… there has been a major jump in interracial marriage rates from 1980 – the first year from which rich Census data on interracial marriage are publicly available – when just 3 percent of married couples were mixed-race (the last U.S. anti-miscegenation laws were lifted in 1967). In 2010, 1 in 12 married couples in the U.S. were interracial couples, reports the Pew Center.”

If you’re one of these couples, are from a multicultural background, or just interested in learning more about other cultures, I’d love to hear from you! Write a comment, share your story, whatever you please – but I should explain a few guidelines:

  1. Keep it civil. No insults, slurs or libel, or else comments will be removed.
  2. Keep it safe. Both my husband and my dad are privacy czars. They shred envelopes, encrypt flash drives and check every shopping website for the little “padlock” before buying. So please don’t share info on the Internet unless you want the whole world to know.
  3. Keep it short. If you have a lot to say, email me: multiculturalmarriage at gmail dot com. (You might also want to comment on my site to remind me that you sent something, if I don’t respond in two weeks.) I’ll be more than happy to consider using your story as a future blog post, giving you full credit!

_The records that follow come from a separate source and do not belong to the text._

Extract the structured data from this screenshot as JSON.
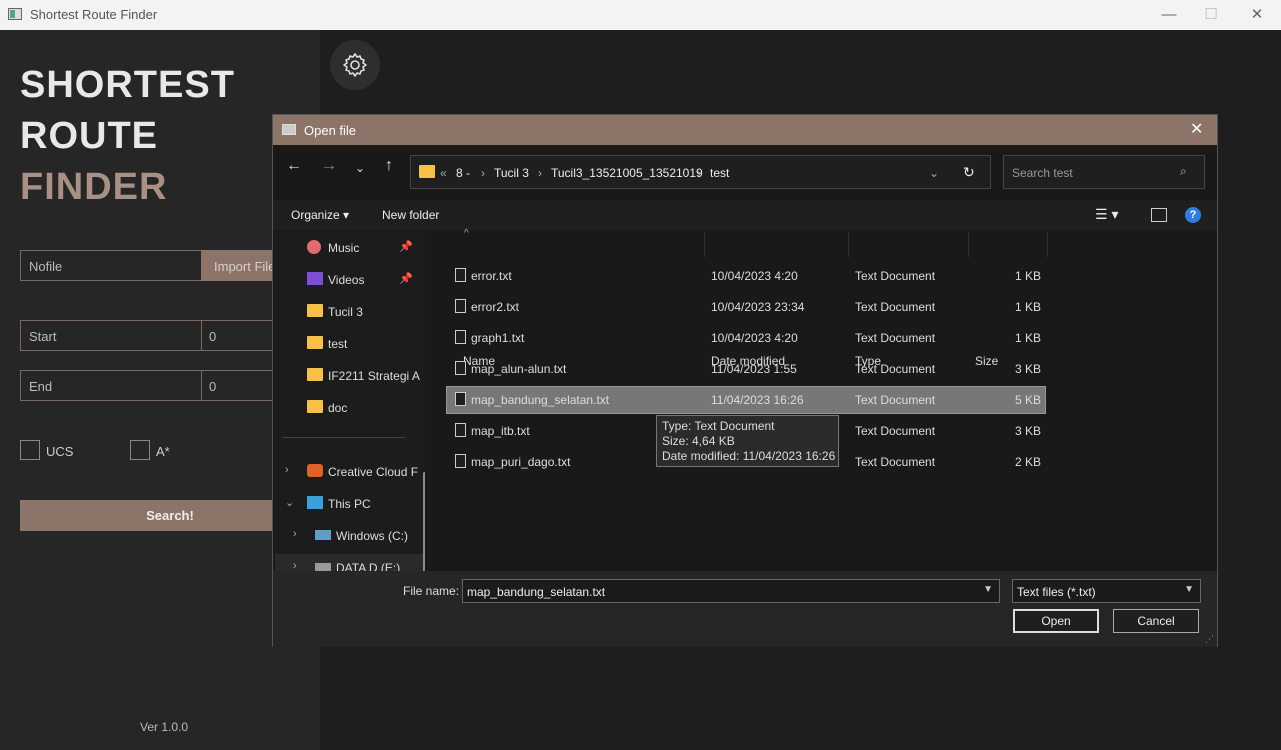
{
  "window": {
    "title": "Shortest Route Finder",
    "minimize": "—",
    "maximize": "☐",
    "close": "✕"
  },
  "brand": {
    "line1": "SHORTEST",
    "line2": "ROUTE",
    "line3": "FINDER"
  },
  "sidebar": {
    "file_label": "Nofile",
    "import_label": "Import File",
    "start_label": "Start",
    "start_value": "0",
    "end_label": "End",
    "end_value": "0",
    "ucs_label": "UCS",
    "astar_label": "A*",
    "search_label": "Search!",
    "version": "Ver 1.0.0"
  },
  "dialog": {
    "title": "Open file",
    "breadcrumbs": [
      "8 -",
      "Tucil 3",
      "Tucil3_13521005_13521019",
      "test"
    ],
    "search_placeholder": "Search test",
    "organize_label": "Organize ▾",
    "new_folder_label": "New folder",
    "nav_items": [
      {
        "label": "Music",
        "pinned": true
      },
      {
        "label": "Videos",
        "pinned": true
      },
      {
        "label": "Tucil 3"
      },
      {
        "label": "test"
      },
      {
        "label": "IF2211 Strategi A"
      },
      {
        "label": "doc"
      },
      {
        "label": "Creative Cloud F"
      },
      {
        "label": "This PC"
      },
      {
        "label": "Windows (C:)"
      },
      {
        "label": "DATA D (E:)"
      }
    ],
    "columns": {
      "name": "Name",
      "date": "Date modified",
      "type": "Type",
      "size": "Size"
    },
    "files": [
      {
        "name": "error.txt",
        "date": "10/04/2023 4:20",
        "type": "Text Document",
        "size": "1 KB"
      },
      {
        "name": "error2.txt",
        "date": "10/04/2023 23:34",
        "type": "Text Document",
        "size": "1 KB"
      },
      {
        "name": "graph1.txt",
        "date": "10/04/2023 4:20",
        "type": "Text Document",
        "size": "1 KB"
      },
      {
        "name": "map_alun-alun.txt",
        "date": "11/04/2023 1:55",
        "type": "Text Document",
        "size": "3 KB"
      },
      {
        "name": "map_bandung_selatan.txt",
        "date": "11/04/2023 16:26",
        "type": "Text Document",
        "size": "5 KB"
      },
      {
        "name": "map_itb.txt",
        "date": "",
        "type": "Text Document",
        "size": "3 KB"
      },
      {
        "name": "map_puri_dago.txt",
        "date": "",
        "type": "Text Document",
        "size": "2 KB"
      }
    ],
    "tooltip": {
      "line1": "Type: Text Document",
      "line2": "Size: 4,64 KB",
      "line3": "Date modified: 11/04/2023 16:26"
    },
    "file_name_label": "File name:",
    "file_name_value": "map_bandung_selatan.txt",
    "file_type_value": "Text files (*.txt)",
    "open_label": "Open",
    "cancel_label": "Cancel"
  },
  "colors": {
    "accent": "#8c7568",
    "brand_white": "#e8e8e8",
    "brand_accent": "#a89084"
  }
}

Another note if you’re new – I’ve tried to organize this blog’s navigation under common areas of life that I think every multicultural couple deals with at some time or another. They are:

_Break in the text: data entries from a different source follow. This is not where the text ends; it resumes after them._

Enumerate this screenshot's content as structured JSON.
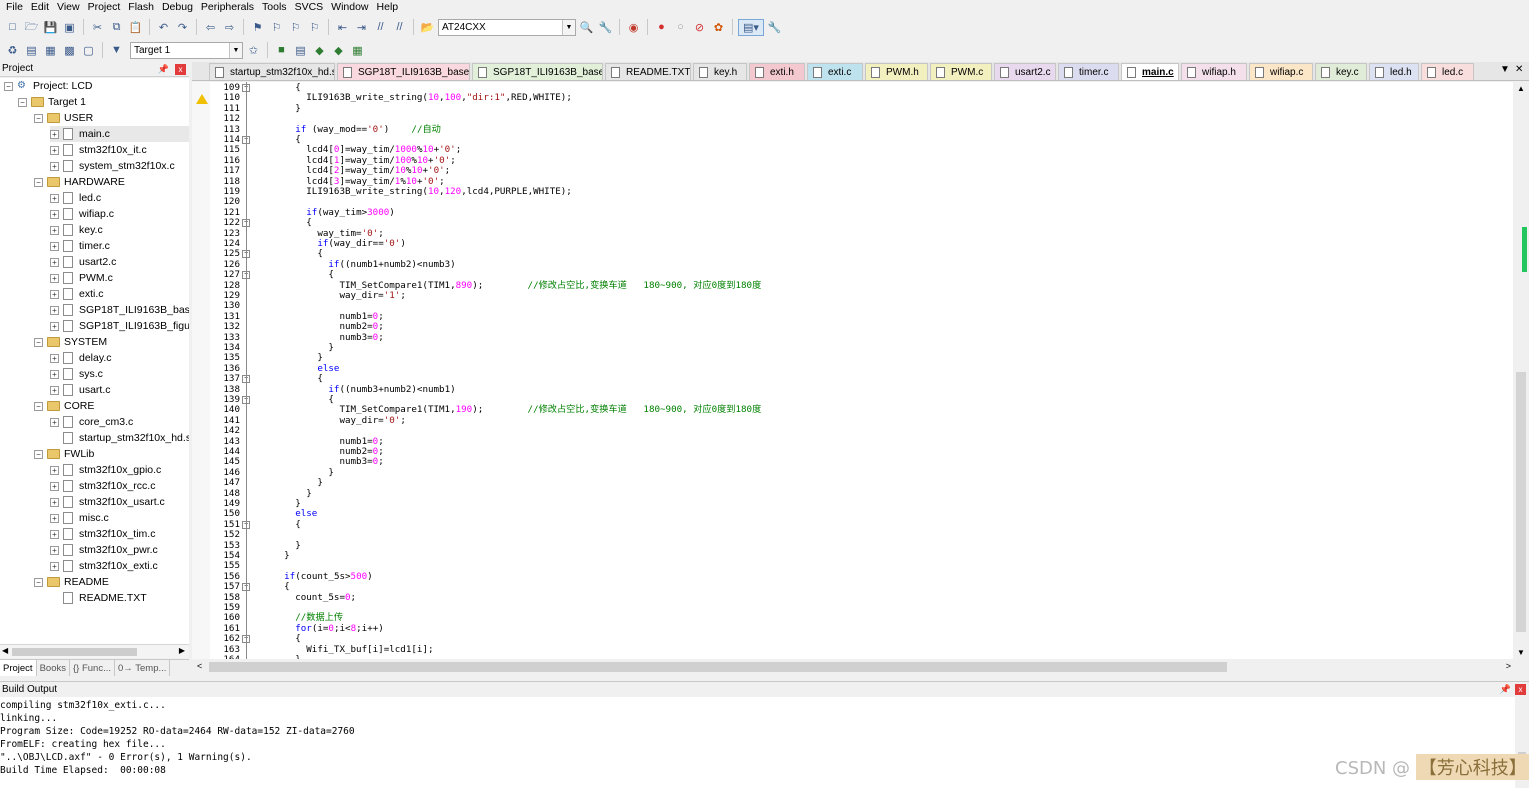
{
  "menu": [
    "File",
    "Edit",
    "View",
    "Project",
    "Flash",
    "Debug",
    "Peripherals",
    "Tools",
    "SVCS",
    "Window",
    "Help"
  ],
  "toolbar": {
    "target_combo": "AT24CXX",
    "target_select": "Target 1"
  },
  "project_panel": {
    "title": "Project",
    "tree": [
      {
        "label": "Project: LCD",
        "level": 0,
        "type": "project",
        "expanded": true
      },
      {
        "label": "Target 1",
        "level": 1,
        "type": "target",
        "expanded": true
      },
      {
        "label": "USER",
        "level": 2,
        "type": "folder",
        "expanded": true
      },
      {
        "label": "main.c",
        "level": 3,
        "type": "file",
        "selected": true
      },
      {
        "label": "stm32f10x_it.c",
        "level": 3,
        "type": "file"
      },
      {
        "label": "system_stm32f10x.c",
        "level": 3,
        "type": "file"
      },
      {
        "label": "HARDWARE",
        "level": 2,
        "type": "folder",
        "expanded": true
      },
      {
        "label": "led.c",
        "level": 3,
        "type": "file"
      },
      {
        "label": "wifiap.c",
        "level": 3,
        "type": "file"
      },
      {
        "label": "key.c",
        "level": 3,
        "type": "file"
      },
      {
        "label": "timer.c",
        "level": 3,
        "type": "file"
      },
      {
        "label": "usart2.c",
        "level": 3,
        "type": "file"
      },
      {
        "label": "PWM.c",
        "level": 3,
        "type": "file"
      },
      {
        "label": "exti.c",
        "level": 3,
        "type": "file"
      },
      {
        "label": "SGP18T_ILI9163B_base.c",
        "level": 3,
        "type": "file"
      },
      {
        "label": "SGP18T_ILI9163B_figure.c",
        "level": 3,
        "type": "file"
      },
      {
        "label": "SYSTEM",
        "level": 2,
        "type": "folder",
        "expanded": true
      },
      {
        "label": "delay.c",
        "level": 3,
        "type": "file"
      },
      {
        "label": "sys.c",
        "level": 3,
        "type": "file"
      },
      {
        "label": "usart.c",
        "level": 3,
        "type": "file"
      },
      {
        "label": "CORE",
        "level": 2,
        "type": "folder",
        "expanded": true
      },
      {
        "label": "core_cm3.c",
        "level": 3,
        "type": "file"
      },
      {
        "label": "startup_stm32f10x_hd.s",
        "level": 3,
        "type": "file",
        "noexp": true
      },
      {
        "label": "FWLib",
        "level": 2,
        "type": "folder",
        "expanded": true
      },
      {
        "label": "stm32f10x_gpio.c",
        "level": 3,
        "type": "file"
      },
      {
        "label": "stm32f10x_rcc.c",
        "level": 3,
        "type": "file"
      },
      {
        "label": "stm32f10x_usart.c",
        "level": 3,
        "type": "file"
      },
      {
        "label": "misc.c",
        "level": 3,
        "type": "file"
      },
      {
        "label": "stm32f10x_tim.c",
        "level": 3,
        "type": "file"
      },
      {
        "label": "stm32f10x_pwr.c",
        "level": 3,
        "type": "file"
      },
      {
        "label": "stm32f10x_exti.c",
        "level": 3,
        "type": "file"
      },
      {
        "label": "README",
        "level": 2,
        "type": "folder",
        "expanded": true
      },
      {
        "label": "README.TXT",
        "level": 3,
        "type": "file",
        "noexp": true
      }
    ],
    "tabs": [
      "Project",
      "Books",
      "{} Func...",
      "0→ Temp..."
    ]
  },
  "editor_tabs": [
    {
      "label": "startup_stm32f10x_hd.s",
      "color": "#e6e6e6"
    },
    {
      "label": "SGP18T_ILI9163B_base.h",
      "color": "#f9d9df"
    },
    {
      "label": "SGP18T_ILI9163B_base.c",
      "color": "#e2efd9"
    },
    {
      "label": "README.TXT",
      "color": "#e6e6e6"
    },
    {
      "label": "key.h",
      "color": "#e6e6e6"
    },
    {
      "label": "exti.h",
      "color": "#f3c8cf"
    },
    {
      "label": "exti.c",
      "color": "#bfe3ee"
    },
    {
      "label": "PWM.h",
      "color": "#f3f0c0"
    },
    {
      "label": "PWM.c",
      "color": "#f3f0c0"
    },
    {
      "label": "usart2.c",
      "color": "#e8d9ee"
    },
    {
      "label": "timer.c",
      "color": "#dcdcf0"
    },
    {
      "label": "main.c",
      "color": "#ffffff",
      "active": true
    },
    {
      "label": "wifiap.h",
      "color": "#f3e0ea"
    },
    {
      "label": "wifiap.c",
      "color": "#fbe6c8"
    },
    {
      "label": "key.c",
      "color": "#e0ecd8"
    },
    {
      "label": "led.h",
      "color": "#dde2f3"
    },
    {
      "label": "led.c",
      "color": "#f9dede"
    }
  ],
  "code_lines": [
    {
      "n": 109,
      "fold": "-",
      "t": [
        [
          "      {",
          ""
        ]
      ]
    },
    {
      "n": 110,
      "t": [
        [
          "        ILI9163B_write_string(",
          ""
        ],
        [
          "10",
          "num"
        ],
        [
          ",",
          ""
        ],
        [
          "100",
          "num"
        ],
        [
          ",",
          ""
        ],
        [
          "\"dir:1\"",
          "str"
        ],
        [
          ",RED,WHITE);",
          ""
        ]
      ]
    },
    {
      "n": 111,
      "t": [
        [
          "      }",
          ""
        ]
      ]
    },
    {
      "n": 112,
      "t": [
        [
          "",
          ""
        ]
      ]
    },
    {
      "n": 113,
      "t": [
        [
          "      ",
          "",
          ""
        ],
        [
          "if",
          "kw"
        ],
        [
          " (way_mod==",
          ""
        ],
        [
          "'0'",
          "str"
        ],
        [
          ")    ",
          ""
        ],
        [
          "//自动",
          "cmt"
        ]
      ]
    },
    {
      "n": 114,
      "fold": "-",
      "t": [
        [
          "      {",
          ""
        ]
      ]
    },
    {
      "n": 115,
      "t": [
        [
          "        lcd4[",
          ""
        ],
        [
          "0",
          "num"
        ],
        [
          "]=way_tim/",
          ""
        ],
        [
          "1000",
          "num"
        ],
        [
          "%",
          ""
        ],
        [
          "10",
          "num"
        ],
        [
          "+",
          ""
        ],
        [
          "'0'",
          "str"
        ],
        [
          ";",
          ""
        ]
      ]
    },
    {
      "n": 116,
      "t": [
        [
          "        lcd4[",
          ""
        ],
        [
          "1",
          "num"
        ],
        [
          "]=way_tim/",
          ""
        ],
        [
          "100",
          "num"
        ],
        [
          "%",
          ""
        ],
        [
          "10",
          "num"
        ],
        [
          "+",
          ""
        ],
        [
          "'0'",
          "str"
        ],
        [
          ";",
          ""
        ]
      ]
    },
    {
      "n": 117,
      "t": [
        [
          "        lcd4[",
          ""
        ],
        [
          "2",
          "num"
        ],
        [
          "]=way_tim/",
          ""
        ],
        [
          "10",
          "num"
        ],
        [
          "%",
          ""
        ],
        [
          "10",
          "num"
        ],
        [
          "+",
          ""
        ],
        [
          "'0'",
          "str"
        ],
        [
          ";",
          ""
        ]
      ]
    },
    {
      "n": 118,
      "t": [
        [
          "        lcd4[",
          ""
        ],
        [
          "3",
          "num"
        ],
        [
          "]=way_tim/",
          ""
        ],
        [
          "1",
          "num"
        ],
        [
          "%",
          ""
        ],
        [
          "10",
          "num"
        ],
        [
          "+",
          ""
        ],
        [
          "'0'",
          "str"
        ],
        [
          ";",
          ""
        ]
      ]
    },
    {
      "n": 119,
      "t": [
        [
          "        ILI9163B_write_string(",
          ""
        ],
        [
          "10",
          "num"
        ],
        [
          ",",
          ""
        ],
        [
          "120",
          "num"
        ],
        [
          ",lcd4,PURPLE,WHITE);",
          ""
        ]
      ]
    },
    {
      "n": 120,
      "t": [
        [
          "",
          ""
        ]
      ]
    },
    {
      "n": 121,
      "t": [
        [
          "        ",
          ""
        ],
        [
          "if",
          "kw"
        ],
        [
          "(way_tim>",
          ""
        ],
        [
          "3000",
          "num"
        ],
        [
          ")",
          ""
        ]
      ]
    },
    {
      "n": 122,
      "fold": "-",
      "t": [
        [
          "        {",
          ""
        ]
      ]
    },
    {
      "n": 123,
      "t": [
        [
          "          way_tim=",
          ""
        ],
        [
          "'0'",
          "str"
        ],
        [
          ";",
          ""
        ]
      ]
    },
    {
      "n": 124,
      "t": [
        [
          "          ",
          ""
        ],
        [
          "if",
          "kw"
        ],
        [
          "(way_dir==",
          ""
        ],
        [
          "'0'",
          "str"
        ],
        [
          ")",
          ""
        ]
      ]
    },
    {
      "n": 125,
      "fold": "-",
      "t": [
        [
          "          {",
          ""
        ]
      ]
    },
    {
      "n": 126,
      "t": [
        [
          "            ",
          ""
        ],
        [
          "if",
          "kw"
        ],
        [
          "((numb1+numb2)<numb3)",
          ""
        ]
      ]
    },
    {
      "n": 127,
      "fold": "-",
      "t": [
        [
          "            {",
          ""
        ]
      ]
    },
    {
      "n": 128,
      "t": [
        [
          "              TIM_SetCompare1(TIM1,",
          ""
        ],
        [
          "890",
          "num"
        ],
        [
          ");        ",
          ""
        ],
        [
          "//修改占空比,变换车道   180~900, 对应0度到180度",
          "cmt"
        ]
      ]
    },
    {
      "n": 129,
      "t": [
        [
          "              way_dir=",
          ""
        ],
        [
          "'1'",
          "str"
        ],
        [
          ";",
          ""
        ]
      ]
    },
    {
      "n": 130,
      "t": [
        [
          "",
          ""
        ]
      ]
    },
    {
      "n": 131,
      "t": [
        [
          "              numb1=",
          ""
        ],
        [
          "0",
          "num"
        ],
        [
          ";",
          ""
        ]
      ]
    },
    {
      "n": 132,
      "t": [
        [
          "              numb2=",
          ""
        ],
        [
          "0",
          "num"
        ],
        [
          ";",
          ""
        ]
      ]
    },
    {
      "n": 133,
      "t": [
        [
          "              numb3=",
          ""
        ],
        [
          "0",
          "num"
        ],
        [
          ";",
          ""
        ]
      ]
    },
    {
      "n": 134,
      "t": [
        [
          "            }",
          ""
        ]
      ]
    },
    {
      "n": 135,
      "t": [
        [
          "          }",
          ""
        ]
      ]
    },
    {
      "n": 136,
      "t": [
        [
          "          ",
          ""
        ],
        [
          "else",
          "kw"
        ]
      ]
    },
    {
      "n": 137,
      "fold": "-",
      "t": [
        [
          "          {",
          ""
        ]
      ]
    },
    {
      "n": 138,
      "t": [
        [
          "            ",
          ""
        ],
        [
          "if",
          "kw"
        ],
        [
          "((numb3+numb2)<numb1)",
          ""
        ]
      ]
    },
    {
      "n": 139,
      "fold": "-",
      "t": [
        [
          "            {",
          ""
        ]
      ]
    },
    {
      "n": 140,
      "t": [
        [
          "              TIM_SetCompare1(TIM1,",
          ""
        ],
        [
          "190",
          "num"
        ],
        [
          ");        ",
          ""
        ],
        [
          "//修改占空比,变换车道   180~900, 对应0度到180度",
          "cmt"
        ]
      ]
    },
    {
      "n": 141,
      "t": [
        [
          "              way_dir=",
          ""
        ],
        [
          "'0'",
          "str"
        ],
        [
          ";",
          ""
        ]
      ]
    },
    {
      "n": 142,
      "t": [
        [
          "",
          ""
        ]
      ]
    },
    {
      "n": 143,
      "t": [
        [
          "              numb1=",
          ""
        ],
        [
          "0",
          "num"
        ],
        [
          ";",
          ""
        ]
      ]
    },
    {
      "n": 144,
      "t": [
        [
          "              numb2=",
          ""
        ],
        [
          "0",
          "num"
        ],
        [
          ";",
          ""
        ]
      ]
    },
    {
      "n": 145,
      "t": [
        [
          "              numb3=",
          ""
        ],
        [
          "0",
          "num"
        ],
        [
          ";",
          ""
        ]
      ]
    },
    {
      "n": 146,
      "t": [
        [
          "            }",
          ""
        ]
      ]
    },
    {
      "n": 147,
      "t": [
        [
          "          }",
          ""
        ]
      ]
    },
    {
      "n": 148,
      "t": [
        [
          "        }",
          ""
        ]
      ]
    },
    {
      "n": 149,
      "t": [
        [
          "      }",
          ""
        ]
      ]
    },
    {
      "n": 150,
      "t": [
        [
          "      ",
          ""
        ],
        [
          "else",
          "kw"
        ]
      ]
    },
    {
      "n": 151,
      "fold": "-",
      "t": [
        [
          "      {",
          ""
        ]
      ]
    },
    {
      "n": 152,
      "t": [
        [
          "",
          ""
        ]
      ]
    },
    {
      "n": 153,
      "t": [
        [
          "      }",
          ""
        ]
      ]
    },
    {
      "n": 154,
      "t": [
        [
          "    }",
          ""
        ]
      ]
    },
    {
      "n": 155,
      "t": [
        [
          "",
          ""
        ]
      ]
    },
    {
      "n": 156,
      "t": [
        [
          "    ",
          ""
        ],
        [
          "if",
          "kw"
        ],
        [
          "(count_5s>",
          ""
        ],
        [
          "500",
          "num"
        ],
        [
          ")",
          ""
        ]
      ]
    },
    {
      "n": 157,
      "fold": "-",
      "t": [
        [
          "    {",
          ""
        ]
      ]
    },
    {
      "n": 158,
      "t": [
        [
          "      count_5s=",
          ""
        ],
        [
          "0",
          "num"
        ],
        [
          ";",
          ""
        ]
      ]
    },
    {
      "n": 159,
      "t": [
        [
          "",
          ""
        ]
      ]
    },
    {
      "n": 160,
      "t": [
        [
          "      ",
          ""
        ],
        [
          "//数据上传",
          "cmt"
        ]
      ]
    },
    {
      "n": 161,
      "t": [
        [
          "      ",
          ""
        ],
        [
          "for",
          "kw"
        ],
        [
          "(i=",
          ""
        ],
        [
          "0",
          "num"
        ],
        [
          ";i<",
          ""
        ],
        [
          "8",
          "num"
        ],
        [
          ";i++)",
          ""
        ]
      ]
    },
    {
      "n": 162,
      "fold": "-",
      "t": [
        [
          "      {",
          ""
        ]
      ]
    },
    {
      "n": 163,
      "t": [
        [
          "        Wifi_TX_buf[i]=lcd1[i];",
          ""
        ]
      ]
    },
    {
      "n": 164,
      "t": [
        [
          "      }",
          ""
        ]
      ]
    }
  ],
  "build_output": {
    "title": "Build Output",
    "lines": [
      "compiling stm32f10x_exti.c...",
      "linking...",
      "Program Size: Code=19252 RO-data=2464 RW-data=152 ZI-data=2760",
      "FromELF: creating hex file...",
      "\"..\\OBJ\\LCD.axf\" - 0 Error(s), 1 Warning(s).",
      "Build Time Elapsed:  00:00:08"
    ]
  },
  "watermark": {
    "text": "CSDN @",
    "logo": "【芳心科技】"
  }
}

  • Ways of life (which include communicating/relating techniques and faith/values). No matter how hard you study each other before marriage, you just don’t know how much you don’t know about the other person! Check out my popular “How to determine if multicultural marriage is right for you” for more info about our ways of life, and whether they apply to your situation.
  • multicultural worldFamily matters. Marriage isn’t just two people coming together. To some extent, it involves two families coming together … and sometimes that brings conflict! However, we’re blessed to have two supportive families who have great senses of humor and have given us unconditional love and encouragement. We’re not perfect by any means, but no human family is. As we continue to honor and love our extended family, we also keep in mind that we’re our own family unit, free to make our own choices (and also, we hope, responsible enough to make the right ones!).
  • Overseas travel. With family scattered all around the globe, this one is a must! It certainly broadens your horizons, but it can also be hard on the family wallet. Check out my post on cutting air travel costs and see whether you can use any of those tips (or add your own!).
  • Food/cuisine. I’m an unabashed foodie, which stands me in good stead when trying anything new at least once. If your in-laws set before you a steaming bowl of ogbono stew, for example, it’s a good idea to try a little bit first even if you think it looks like puke (it tastes gorgeous, by the way!). My pet theory is that adventurous eaters are great candidates for a successful multicultural marriage. 🙂
  • Finances. This is a delicate topic across all cultures, and we’ve encountered more than our fair share of issues/questions/problems/etc. regarding it. (See just a few of them here.) But the most important thing we’ve found is to be united as much as possible on our spending, saving and giving policies within our nuclear family, which gives us the teamwork and problem-solving skills necessary to tackle any financial problems as they arise.

Thanks, and enjoy!

1 Response to About

  1. Pingback: After-baby help: Ways to cope during postpartum recovery |

Leave a Reply

Fill in your details below or click an icon to log in:

WordPress.com Logo

You are commenting using your WordPress.com account. Log Out /  Change )

Twitter picture

You are commenting using your Twitter account. Log Out /  Change )

Facebook photo

You are commenting using your Facebook account. Log Out /  Change )

Connecting to %s